Last week I felt a bit down. Husband asked what he could do to cheer me up. 'Nothing,' I shrugged.

He thought for a bit then said, 'When stables wanted to sell a horse that was a bit old and down in the mouth they used to stick an onion up his bum. Then he'd trot around the market ring like a jolly youngster.'

I looked hard at him. 'Don't even think about it.'

In which George and I have a little falling out

George is lagging behind me as I drag him around for his walk in the rain. 'This is for your benefit you know, not mine,' I remind him.
'I didn't ask to come out.'
'Oh no? You've been looking at me all afternoon.'
'That was before I knew what it was like out here. You had the advantage of knowing in advance.'
'Well, you could have said something along the lines of let's not go out today.'
'What do you think I've been doing for the last ten minutes.'
'Oh.'
A moment's silence then George says, 'I won that argument I think.'
'No, you didn't!'
'Did.'
'Didn't.'
'Did.'
'Didn't.'
'Did.'
At that point I decide to give up. He can keep that argument going for a whole walk as I know to my cost. (But silently I told myself that I'd won the moral argument.)
'And you haven't won the argument moral or otherwise,' George says.
'Did I say that out loud?'
'No, but I know what you're thinking.'
I bite my lip then I say, 'Let's just agree to stop there before one of us says something we'll  both regret.'
'Humph.'

And we finish the walk in silence. Apart from the rain.



Wednesday, June 15, 2016

A plague of boils

Nobody has boils any more, have you noticed?

I'm sure they used to be a common occurrence when I was young. The words, 'Our Fred's gone to the doctor to have his boil lanced,' were oft heard on the streets of Mumbles. (Whoever Fred was.) (And the only image that would enter my head would be that of a medieval knight with his long jousting lance.) But now you never hear that anyone has a boil.

There was a jeweller's shop in the village run by a quiet old man. I have no idea why I would have had cause to go into the jeweller's as a child but I remember this particular gent as having a huge boil-like thing on the back of his neck. Permanently. It must have been something other than a boil (or he'd have been staright off to have it lanced I'm sure) but it was memorable, poor man.

My pondering on boils started at about 2.00 am last night. It came about when, tossing and turning in bed unable to sleep because of my throbbing little toe - a self-inflicted injury/infection - I needed to take my mind off the fact that I'd just realised that I didn't agree with the notes I'd spent hours writing the previous day. 

I'm not even sure what a boil is. Or why so few people should get them now. Improved cleanliness maybe? Who knows? Or cares if it comes to that. 

And, on reflection in the cold light of day, I realise it's not so much that I disagree with my notes; it's more that I would put a different slant on them.   

Tuesday, June 14, 2016

Up for auction
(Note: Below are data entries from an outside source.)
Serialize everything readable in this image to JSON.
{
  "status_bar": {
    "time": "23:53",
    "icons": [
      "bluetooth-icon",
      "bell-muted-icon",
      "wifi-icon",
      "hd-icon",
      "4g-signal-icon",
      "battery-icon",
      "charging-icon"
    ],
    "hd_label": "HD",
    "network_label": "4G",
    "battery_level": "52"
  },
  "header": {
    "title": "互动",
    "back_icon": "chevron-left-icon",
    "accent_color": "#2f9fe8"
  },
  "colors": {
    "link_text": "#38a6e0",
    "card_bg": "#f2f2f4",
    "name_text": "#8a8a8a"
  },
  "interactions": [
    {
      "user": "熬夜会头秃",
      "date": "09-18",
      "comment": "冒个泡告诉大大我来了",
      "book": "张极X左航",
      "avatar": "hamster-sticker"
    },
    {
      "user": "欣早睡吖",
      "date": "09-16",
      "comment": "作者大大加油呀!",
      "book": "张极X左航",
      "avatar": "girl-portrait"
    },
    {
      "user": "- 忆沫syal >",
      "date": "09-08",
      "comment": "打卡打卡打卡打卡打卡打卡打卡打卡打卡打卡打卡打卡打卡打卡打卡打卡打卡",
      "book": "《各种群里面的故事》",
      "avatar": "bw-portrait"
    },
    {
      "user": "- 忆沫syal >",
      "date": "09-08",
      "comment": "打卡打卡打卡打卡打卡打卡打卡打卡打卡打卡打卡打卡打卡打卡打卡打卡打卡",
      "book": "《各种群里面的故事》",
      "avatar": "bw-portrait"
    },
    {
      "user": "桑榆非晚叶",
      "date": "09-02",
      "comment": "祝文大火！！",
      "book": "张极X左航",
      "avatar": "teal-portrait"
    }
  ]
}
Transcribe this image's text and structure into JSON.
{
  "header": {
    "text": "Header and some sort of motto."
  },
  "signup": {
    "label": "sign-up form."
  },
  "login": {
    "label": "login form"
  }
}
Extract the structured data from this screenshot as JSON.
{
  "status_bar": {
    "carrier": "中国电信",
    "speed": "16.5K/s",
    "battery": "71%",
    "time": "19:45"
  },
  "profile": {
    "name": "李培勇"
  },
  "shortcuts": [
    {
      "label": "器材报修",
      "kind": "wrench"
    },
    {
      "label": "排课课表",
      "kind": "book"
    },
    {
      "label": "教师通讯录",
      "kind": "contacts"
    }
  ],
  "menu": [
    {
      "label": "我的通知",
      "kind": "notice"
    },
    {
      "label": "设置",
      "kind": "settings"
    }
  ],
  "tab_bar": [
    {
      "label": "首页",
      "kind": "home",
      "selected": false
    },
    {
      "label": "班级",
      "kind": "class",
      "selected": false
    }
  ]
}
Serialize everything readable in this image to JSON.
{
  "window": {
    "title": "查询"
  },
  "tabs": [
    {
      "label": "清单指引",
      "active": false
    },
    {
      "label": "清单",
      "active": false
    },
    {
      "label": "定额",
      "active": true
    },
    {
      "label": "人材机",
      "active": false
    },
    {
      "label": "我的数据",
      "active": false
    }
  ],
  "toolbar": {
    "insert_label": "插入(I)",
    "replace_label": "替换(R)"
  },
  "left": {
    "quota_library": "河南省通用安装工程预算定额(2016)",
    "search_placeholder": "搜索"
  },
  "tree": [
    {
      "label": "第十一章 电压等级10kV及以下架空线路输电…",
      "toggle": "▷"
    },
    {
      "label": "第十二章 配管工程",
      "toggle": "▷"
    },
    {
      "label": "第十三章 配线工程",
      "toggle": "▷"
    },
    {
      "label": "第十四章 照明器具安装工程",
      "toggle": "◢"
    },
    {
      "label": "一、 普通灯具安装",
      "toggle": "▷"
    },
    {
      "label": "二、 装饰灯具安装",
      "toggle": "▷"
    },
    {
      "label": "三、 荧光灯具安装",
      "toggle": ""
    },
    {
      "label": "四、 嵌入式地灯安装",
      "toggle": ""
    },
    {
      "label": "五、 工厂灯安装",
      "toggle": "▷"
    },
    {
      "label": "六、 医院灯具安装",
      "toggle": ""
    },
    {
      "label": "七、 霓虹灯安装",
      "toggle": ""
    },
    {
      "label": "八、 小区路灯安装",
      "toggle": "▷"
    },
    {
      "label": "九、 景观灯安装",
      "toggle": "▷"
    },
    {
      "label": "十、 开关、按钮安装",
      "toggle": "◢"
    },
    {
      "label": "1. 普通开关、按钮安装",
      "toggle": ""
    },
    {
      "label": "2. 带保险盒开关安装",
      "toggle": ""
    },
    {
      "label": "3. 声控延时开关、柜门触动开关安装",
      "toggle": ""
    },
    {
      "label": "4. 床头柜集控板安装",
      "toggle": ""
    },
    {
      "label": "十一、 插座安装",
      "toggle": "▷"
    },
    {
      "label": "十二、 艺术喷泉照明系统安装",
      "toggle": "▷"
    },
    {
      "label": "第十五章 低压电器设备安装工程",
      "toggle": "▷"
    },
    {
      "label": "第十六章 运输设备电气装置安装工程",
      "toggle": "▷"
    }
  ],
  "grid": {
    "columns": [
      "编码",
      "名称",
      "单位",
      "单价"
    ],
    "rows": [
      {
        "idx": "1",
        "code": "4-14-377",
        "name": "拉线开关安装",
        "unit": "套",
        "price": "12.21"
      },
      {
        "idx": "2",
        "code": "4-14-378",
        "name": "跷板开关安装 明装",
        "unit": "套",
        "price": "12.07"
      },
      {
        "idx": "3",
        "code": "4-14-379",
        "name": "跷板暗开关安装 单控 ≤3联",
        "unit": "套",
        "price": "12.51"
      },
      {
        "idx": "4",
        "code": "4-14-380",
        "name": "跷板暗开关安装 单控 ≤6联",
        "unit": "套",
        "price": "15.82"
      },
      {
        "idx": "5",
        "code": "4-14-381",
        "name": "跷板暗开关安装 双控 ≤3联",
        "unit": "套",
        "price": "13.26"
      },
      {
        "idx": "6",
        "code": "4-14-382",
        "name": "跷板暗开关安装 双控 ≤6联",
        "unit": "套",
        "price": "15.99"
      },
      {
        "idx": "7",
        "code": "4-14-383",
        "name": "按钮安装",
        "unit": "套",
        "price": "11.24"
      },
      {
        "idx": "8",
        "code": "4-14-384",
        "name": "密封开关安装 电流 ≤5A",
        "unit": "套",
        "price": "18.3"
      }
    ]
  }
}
Way back when Alun and I shared an office in Linden we began a collection of holiday tack souvenirs. They took pride of place on the office shelf and we encouraged people visiting far-flung outposts to bring us back the tackiest gift they could find.

Time has passed and neither Alun nor I work in the Linden office now but until this week the holiday collection remained.

New brooms sweep clean though and yesterday I was presented with 2 bags of goodies because they 'didn't want to just throw them out.' But here, take a look:

Now tell me how anyone could even contemplate throwing away such treasures.

So I'm going to put them on ebay as a 'rare and valued collection of holiday souvenirs the like of which has never been seen before.' I wouldn't be surprised if the curator of the British museum got in touch. Or the Duchess of Cornwall. Or Lawrence Llewellyn-Bowen. It could spark off a bidding war.

I'll keep you informed.